When Peter Davies first compiled this anthology, he naturally asked prominent British writers of the day to contribute to it. So A.E. Coppard reimagines “Jack the Giant Killer,” E.M. Delafield modernizes “The Fisherman and His Wife,” and Eric Linklater adds an eighth voyage — upon a cruise ship — to “Sindbad the Sailor.” All the stories are, in fact, wonderfully accomplished, witty, satirical — and they make for perfect light entertainment. But who are these authors?

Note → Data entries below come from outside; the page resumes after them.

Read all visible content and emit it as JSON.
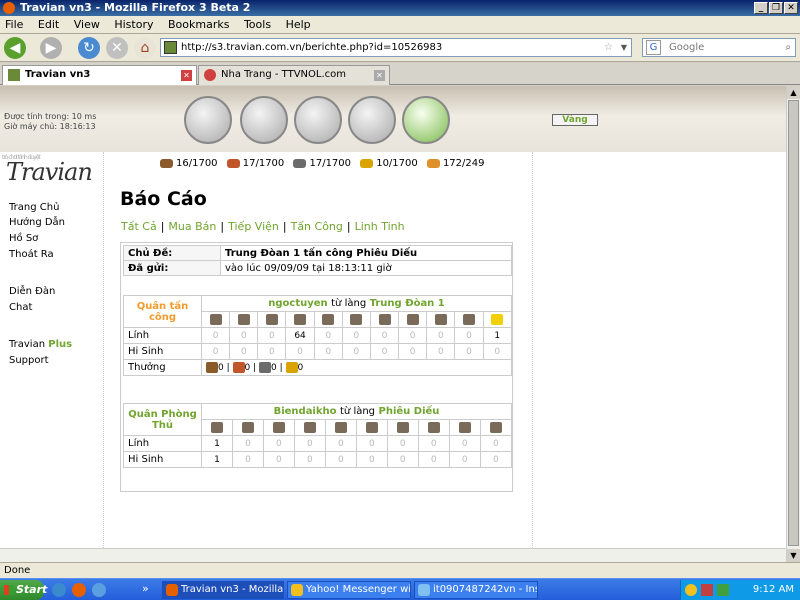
{
  "window": {
    "title": "Travian vn3 - Mozilla Firefox 3 Beta 2"
  },
  "menu": [
    "File",
    "Edit",
    "View",
    "History",
    "Bookmarks",
    "Tools",
    "Help"
  ],
  "address": {
    "url": "http://s3.travian.com.vn/berichte.php?id=10526983"
  },
  "search": {
    "placeholder": "Google"
  },
  "tabs": [
    {
      "label": "Travian vn3"
    },
    {
      "label": "Nha Trang - TTVNOL.com"
    }
  ],
  "header": {
    "ping_label": "Được tính trong: 10 ms",
    "server_time": "Giờ máy chủ: 18:16:13",
    "gold_button": "Vàng"
  },
  "logo": {
    "text": "Travian",
    "sub": "trò chơi trình duyệt"
  },
  "leftmenu": {
    "home": "Trang Chủ",
    "guide": "Hướng Dẫn",
    "profile": "Hồ Sơ",
    "logout": "Thoát Ra",
    "forum": "Diễn Đàn",
    "chat": "Chat",
    "plus_prefix": "Travian",
    "plus": "Plus",
    "support": "Support"
  },
  "resources": [
    {
      "icon": "wood-icon",
      "color": "#8b5a2b",
      "text": "16/1700"
    },
    {
      "icon": "clay-icon",
      "color": "#c0562a",
      "text": "17/1700"
    },
    {
      "icon": "iron-icon",
      "color": "#6b6b6b",
      "text": "17/1700"
    },
    {
      "icon": "crop-icon",
      "color": "#d9a400",
      "text": "10/1700"
    },
    {
      "icon": "crop-consumption-icon",
      "color": "#e0902a",
      "text": "172/249"
    }
  ],
  "page": {
    "heading": "Báo Cáo"
  },
  "subnav": [
    "Tất Cả",
    "Mua Bán",
    "Tiếp Viện",
    "Tấn Công",
    "Linh Tinh"
  ],
  "report": {
    "subject_label": "Chủ Đề:",
    "subject": "Trung Đòan 1 tấn công Phiêu Diếu",
    "sent_label": "Đã gửi:",
    "sent": "vào lúc 09/09/09 tại 18:13:11 giờ"
  },
  "attacker": {
    "header": "Quân tấn công",
    "player": "ngoctuyen",
    "from_word": "từ làng",
    "village": "Trung Đòan 1",
    "units_label": "Lính",
    "units": [
      "0",
      "0",
      "0",
      "64",
      "0",
      "0",
      "0",
      "0",
      "0",
      "0",
      "1"
    ],
    "losses_label": "Hi Sinh",
    "losses": [
      "0",
      "0",
      "0",
      "0",
      "0",
      "0",
      "0",
      "0",
      "0",
      "0",
      "0"
    ],
    "bounty_label": "Thưởng",
    "bounty": [
      "0",
      "0",
      "0",
      "0"
    ],
    "unit_icons": [
      "axe-icon",
      "spear-icon",
      "helmet-icon",
      "scout-icon",
      "horse-icon",
      "cavalry-icon",
      "ram-icon",
      "catapult-icon",
      "chief-icon",
      "settler-icon",
      "hero-star-icon"
    ]
  },
  "defender": {
    "header": "Quân Phòng Thủ",
    "player": "Biendaikho",
    "from_word": "từ làng",
    "village": "Phiêu Diếu",
    "units_label": "Lính",
    "units": [
      "1",
      "0",
      "0",
      "0",
      "0",
      "0",
      "0",
      "0",
      "0",
      "0"
    ],
    "losses_label": "Hi Sinh",
    "losses": [
      "1",
      "0",
      "0",
      "0",
      "0",
      "0",
      "0",
      "0",
      "0",
      "0"
    ],
    "unit_icons": [
      "sword-icon",
      "lance-icon",
      "pike-icon",
      "soldier-icon",
      "horse-icon",
      "cavalry-icon",
      "ram-icon",
      "catapult-icon",
      "chief-icon",
      "settler-icon"
    ]
  },
  "status": {
    "text": "Done"
  },
  "taskbar": {
    "start": "Start",
    "tasks": [
      "Travian vn3 - Mozilla ...",
      "Yahoo! Messenger with ...",
      "it0907487242vn - Instan..."
    ],
    "clock": "9:12 AM"
  }
}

Most of them are now appreciated only by small coteries. Lady Eleanor Smith, who sets her heartbreaking version of “The Little Mermaid” in Canada and Hollywood, is now remembered chiefly for her weird tales (collected in “Satan’s Circus”). R.J. Yeatman and W.C. Sellar, who narrate “Big Claus and Little Claus” in tough-guy lingo, are famous for a single cult book: “1066 and All That.” E.O. Somerville, who takes on “Little Red Riding-Hood,” co-wrote “Some Experiences of an Irish R.M,” made into a TV series in the 1980s.
Tatar appends short biographical notes about each contributor, but these struck me — and I hate to sound so persnickety — as lackluster and perfunctory. Surely, one function of a book like this is to generate new interest in its half-forgotten authors? Tatar is a professor of German literature at Harvard, which suggests that British commercial fiction between World Wars I and II is hardly her forte. Yet Coppard is a highly original writer of ghost stories, Delafield’s “Diary of a Provincial Lady” remains a minor comic masterpiece, and Lord Dunsany isn’t just an author admired by Guillermo del Toro and Neil Gaiman: He is, in many ways, the pivotal figure in the history of modern fantasy.